_What needs to be done_:
Your answer should be every line with the word "value", copied from the data below.

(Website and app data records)
>>
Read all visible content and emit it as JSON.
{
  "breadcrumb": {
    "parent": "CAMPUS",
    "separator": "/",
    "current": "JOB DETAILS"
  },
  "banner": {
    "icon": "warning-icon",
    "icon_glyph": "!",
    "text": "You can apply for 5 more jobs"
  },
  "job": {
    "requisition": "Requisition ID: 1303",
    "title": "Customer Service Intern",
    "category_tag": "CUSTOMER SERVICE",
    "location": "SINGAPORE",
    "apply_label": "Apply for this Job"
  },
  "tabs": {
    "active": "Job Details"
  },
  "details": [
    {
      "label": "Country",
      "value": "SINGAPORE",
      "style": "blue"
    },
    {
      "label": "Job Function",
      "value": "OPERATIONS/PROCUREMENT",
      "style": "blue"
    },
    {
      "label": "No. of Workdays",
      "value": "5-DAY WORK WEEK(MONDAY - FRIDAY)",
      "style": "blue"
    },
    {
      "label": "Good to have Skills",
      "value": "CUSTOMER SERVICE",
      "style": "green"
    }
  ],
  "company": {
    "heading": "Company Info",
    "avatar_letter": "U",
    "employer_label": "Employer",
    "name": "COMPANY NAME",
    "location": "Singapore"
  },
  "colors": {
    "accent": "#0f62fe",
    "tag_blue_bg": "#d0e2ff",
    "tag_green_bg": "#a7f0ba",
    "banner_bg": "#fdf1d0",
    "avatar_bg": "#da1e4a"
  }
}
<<
_Exercise output_:
      "value": "SINGAPORE",
      "value": "OPERATIONS/PROCUREMENT",
      "value": "5-DAY WORK WEEK(MONDAY - FRIDAY)",
      "value": "CUSTOMER SERVICE",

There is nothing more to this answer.